Here’s an interesting read from Niall Cook on the Three Tenets of B2B Social Media, offering “three main principles for marketers in business-to-business industries looking to harness social media.”
Many B2B companies and marketers struggle to initially see the purpose and benefits of social media (if this sounds like you then we recently wrote about Why Social Media Matters For Successful B2B), or once on board, fail to utilise the medium correctly. In his post, Cook focuses on the social relationships within B2B marketing with three basic ideas:
1. “Small communities matter.” It’s easy to compare a B2B social world with a B2C one and come to the conclusion that social media is better tailored to consumers than businesses as customers. This is just not true when there are so many small and influential communities specifically tailored around different subjects and industries. If anything, a B2B company has a more focused group of customers to engage with. And another bonus of a small community is the trust and weight that members carry in terms of word of mouth and recommendation. Your only real hurdle is finding the right community for your business.

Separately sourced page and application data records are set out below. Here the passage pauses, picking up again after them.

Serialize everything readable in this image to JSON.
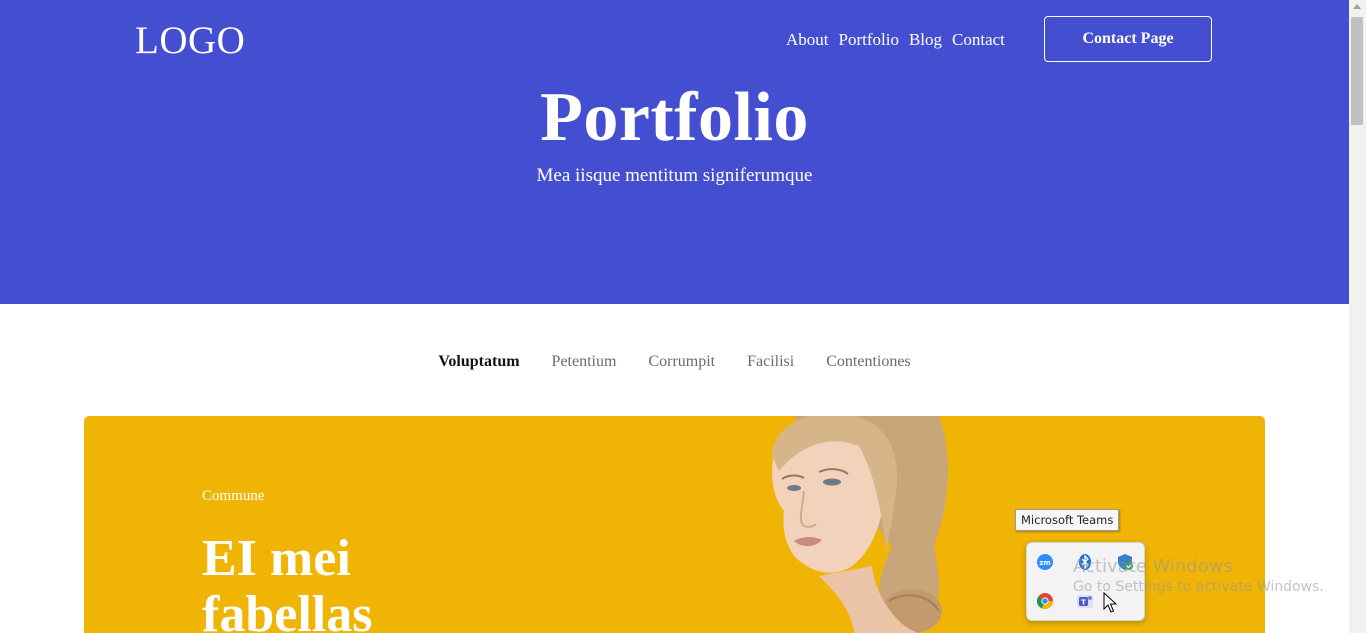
{
  "header": {
    "logo": "LOGO",
    "nav": [
      "About",
      "Portfolio",
      "Blog",
      "Contact"
    ],
    "cta": "Contact Page"
  },
  "hero": {
    "title": "Portfolio",
    "subtitle": "Mea iisque mentitum signiferumque"
  },
  "filters": {
    "items": [
      "Voluptatum",
      "Petentium",
      "Corrumpit",
      "Facilisi",
      "Contentiones"
    ],
    "active": "Voluptatum"
  },
  "card": {
    "category": "Commune",
    "title_line1": "EI mei",
    "title_line2": "fabellas",
    "background": "#f0b504"
  },
  "colors": {
    "hero": "#434fd0",
    "accent": "#f0b504"
  },
  "tray": {
    "tooltip": "Microsoft Teams",
    "icons": [
      "zoom-icon",
      "bluetooth-icon",
      "windows-security-icon",
      "chrome-icon",
      "teams-icon"
    ]
  },
  "watermark": {
    "line1": "Activate Windows",
    "line2": "Go to Settings to activate Windows."
  }
}
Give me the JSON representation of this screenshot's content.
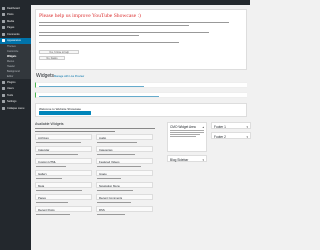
{
  "sidebar": {
    "items": [
      {
        "label": "Dashboard"
      },
      {
        "label": "Posts"
      },
      {
        "label": "Media"
      },
      {
        "label": "Pages"
      },
      {
        "label": "Comments"
      },
      {
        "label": "Appearance",
        "active": true
      },
      {
        "label": "Plugins"
      },
      {
        "label": "Users"
      },
      {
        "label": "Tools"
      },
      {
        "label": "Settings"
      },
      {
        "label": "Collapse menu"
      }
    ],
    "subitems": [
      {
        "label": "Themes"
      },
      {
        "label": "Customize"
      },
      {
        "label": "Widgets",
        "current": true
      },
      {
        "label": "Menus"
      },
      {
        "label": "Header"
      },
      {
        "label": "Background"
      },
      {
        "label": "Editor"
      }
    ]
  },
  "promo": {
    "title": "Please help us improve YouTube Showcase :)",
    "button_primary": "Yes, I'd love to help",
    "button_secondary": "No, thanks"
  },
  "page": {
    "title": "Widgets",
    "manage_link": "Manage with Live Preview"
  },
  "welcome": {
    "title": "Welcome to Website Showcase"
  },
  "available": {
    "title": "Available Widgets",
    "widgets": [
      {
        "label": "Archives"
      },
      {
        "label": "Audio"
      },
      {
        "label": "Calendar"
      },
      {
        "label": "Categories"
      },
      {
        "label": "Custom HTML"
      },
      {
        "label": "Featured Videos"
      },
      {
        "label": "Gallery"
      },
      {
        "label": "Image"
      },
      {
        "label": "Meta"
      },
      {
        "label": "Navigation Menu"
      },
      {
        "label": "Pages"
      },
      {
        "label": "Recent Comments"
      },
      {
        "label": "Recent Posts"
      },
      {
        "label": "RSS"
      }
    ]
  },
  "areas": {
    "cmo": {
      "title": "CMO Widget Area"
    },
    "blog": {
      "title": "Blog Sidebar"
    },
    "footer1": {
      "title": "Footer 1"
    },
    "footer2": {
      "title": "Footer 2"
    }
  }
}
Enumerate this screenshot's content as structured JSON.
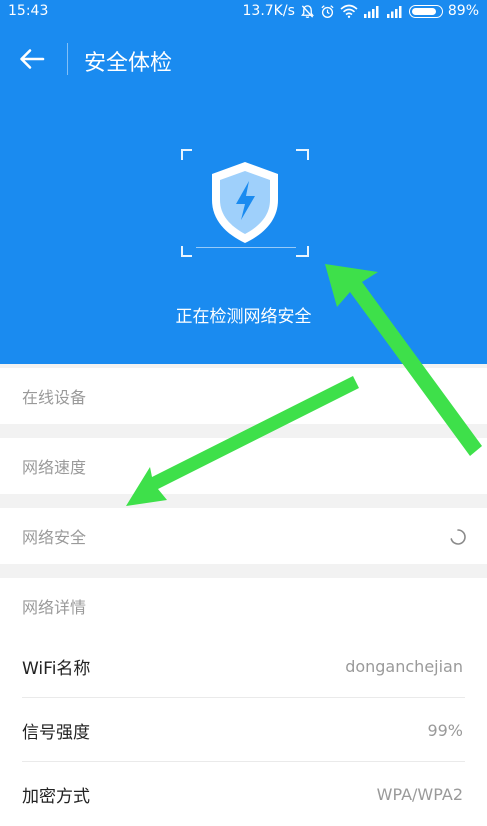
{
  "status_bar": {
    "time": "15:43",
    "net_speed": "13.7K/s",
    "battery_level": 0.89,
    "battery_text": "89%"
  },
  "nav": {
    "back_icon": "arrow-left-icon",
    "title": "安全体检"
  },
  "scan": {
    "icon": "shield-lightning-icon",
    "status_text": "正在检测网络安全"
  },
  "check_items": [
    {
      "label": "在线设备"
    },
    {
      "label": "网络速度"
    },
    {
      "label": "网络安全",
      "state": "loading"
    }
  ],
  "details": {
    "section_title": "网络详情",
    "rows": [
      {
        "label": "WiFi名称",
        "value": "donganchejian"
      },
      {
        "label": "信号强度",
        "value": "99%"
      },
      {
        "label": "加密方式",
        "value": "WPA/WPA2"
      }
    ]
  },
  "colors": {
    "primary": "#1a8bf0",
    "annotation_arrow": "#3ee04a"
  }
}
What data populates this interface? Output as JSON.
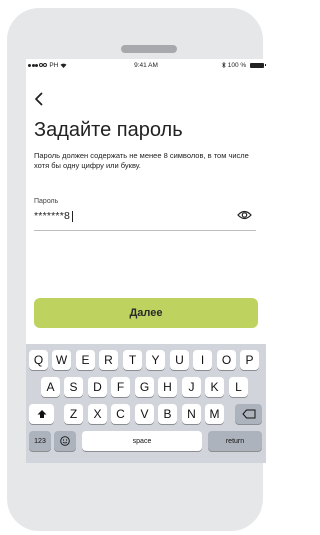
{
  "status_bar": {
    "carrier": "PH",
    "time": "9:41 AM",
    "battery": "100 %"
  },
  "screen": {
    "title": "Задайте пароль",
    "description": "Пароль должен содержать не менее 8 символов, в том числе хотя бы одну цифру или букву.",
    "password_label": "Пароль",
    "password_value": "*******8",
    "next_button": "Далее"
  },
  "keyboard": {
    "row1": [
      "Q",
      "W",
      "E",
      "R",
      "T",
      "Y",
      "U",
      "I",
      "O",
      "P"
    ],
    "row2": [
      "A",
      "S",
      "D",
      "F",
      "G",
      "H",
      "J",
      "K",
      "L"
    ],
    "row3": [
      "Z",
      "X",
      "C",
      "V",
      "B",
      "N",
      "M"
    ],
    "numbers": "123",
    "space": "space",
    "return": "return"
  },
  "icons": {
    "back": "chevron-left-icon",
    "show_password": "eye-icon",
    "shift": "shift-icon",
    "delete": "backspace-icon",
    "emoji": "emoji-icon",
    "wifi": "wifi-icon",
    "bluetooth": "bluetooth-icon"
  }
}
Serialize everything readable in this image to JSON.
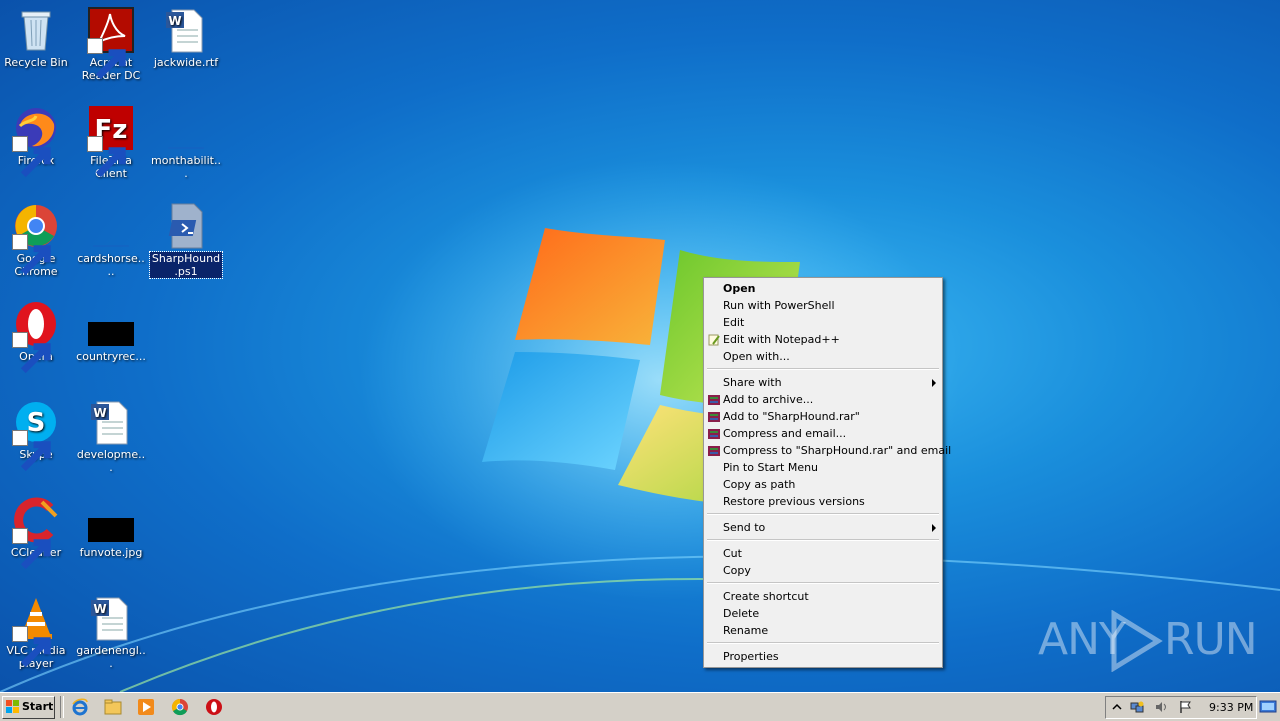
{
  "desktop": {
    "icons": [
      {
        "label": "Recycle Bin"
      },
      {
        "label": "Acrobat Reader DC"
      },
      {
        "label": "jackwide.rtf"
      },
      {
        "label": "Firefox"
      },
      {
        "label": "FileZilla Client"
      },
      {
        "label": "monthabilit..."
      },
      {
        "label": "Google Chrome"
      },
      {
        "label": "cardshorse...."
      },
      {
        "label": "SharpHound.ps1"
      },
      {
        "label": "Opera"
      },
      {
        "label": "countryrec..."
      },
      {
        "label": "Skype"
      },
      {
        "label": "developme..."
      },
      {
        "label": "CCleaner"
      },
      {
        "label": "funvote.jpg"
      },
      {
        "label": "VLC media player"
      },
      {
        "label": "gardenengl..."
      }
    ]
  },
  "context_menu": {
    "items": [
      {
        "label": "Open",
        "bold": true
      },
      {
        "label": "Run with PowerShell"
      },
      {
        "label": "Edit"
      },
      {
        "label": "Edit with Notepad++",
        "icon": "notepadpp-icon"
      },
      {
        "label": "Open with..."
      },
      {
        "label": "Share with",
        "submenu": true
      },
      {
        "label": "Add to archive...",
        "icon": "winrar-icon"
      },
      {
        "label": "Add to \"SharpHound.rar\"",
        "icon": "winrar-icon"
      },
      {
        "label": "Compress and email...",
        "icon": "winrar-icon"
      },
      {
        "label": "Compress to \"SharpHound.rar\" and email",
        "icon": "winrar-icon"
      },
      {
        "label": "Pin to Start Menu"
      },
      {
        "label": "Copy as path"
      },
      {
        "label": "Restore previous versions"
      },
      {
        "label": "Send to",
        "submenu": true
      },
      {
        "label": "Cut"
      },
      {
        "label": "Copy"
      },
      {
        "label": "Create shortcut"
      },
      {
        "label": "Delete"
      },
      {
        "label": "Rename"
      },
      {
        "label": "Properties"
      }
    ]
  },
  "taskbar": {
    "start_label": "Start",
    "quick_launch": [
      "internet-explorer-icon",
      "folder-icon",
      "media-player-icon",
      "chrome-icon",
      "opera-icon"
    ],
    "tray_icons": [
      "show-hidden-icon",
      "network-icon",
      "volume-icon",
      "action-center-flag-icon"
    ],
    "clock": "9:33 PM"
  },
  "watermark": {
    "left": "ANY",
    "right": "RUN"
  },
  "colors": {
    "menu_bg": "#f0f0f0",
    "selection": "#0a246a",
    "taskbar": "#d4d0c8"
  }
}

2. “Virtual and physical relationships augment each other.” Another advantage of the B2B world is the increased likelihood that you may have already forged a ‘real life’ relationship with some of your online acquaintances, or at the very least attended the same trade shows, have links through other businesses and companies and members. Because your business world is smaller, you have a better chance to strengthen individual relationships with clients and peers both on and offline.
3. “‘Social’ is not the same as ‘personal’.” Keeping your social activity appropriate at work is one of the first things to learn when using social media – that doesn’t mean you can’t be friendly, humorous, individual or that you can’t interact on a one-to-one level with customers and clients. Imagine you are at a conference, a trade show or a meeting – turn on that level of ‘social’ interaction when you are working online and keep both a professional and approachable face on when using social media.
We would add another tenet to Cook’s list, which is: “Make yourself useful!” Consumers approach social media from a perspective of getting a good deal, a freebie, becoming part of a community or latching on to a particular brand/lifestyle or idea. Their needs are generally met quickly and on a short term basis according to what they are looking for. Businesses, on the other hand, are looking to forge long-lasting and beneficial relationships with suppliers, industry peers and service providers. They don’t need a quick fix, they need support, advice and to be able to trust who they are working with. By providing your B2B customers with plenty of information, fresh content, plentiful advice, efficient customer services and a friendly ear, you will become their most useful asset online.
If you are a B2B company or marketer, what have you found most useful and beneficial when using social media for your business?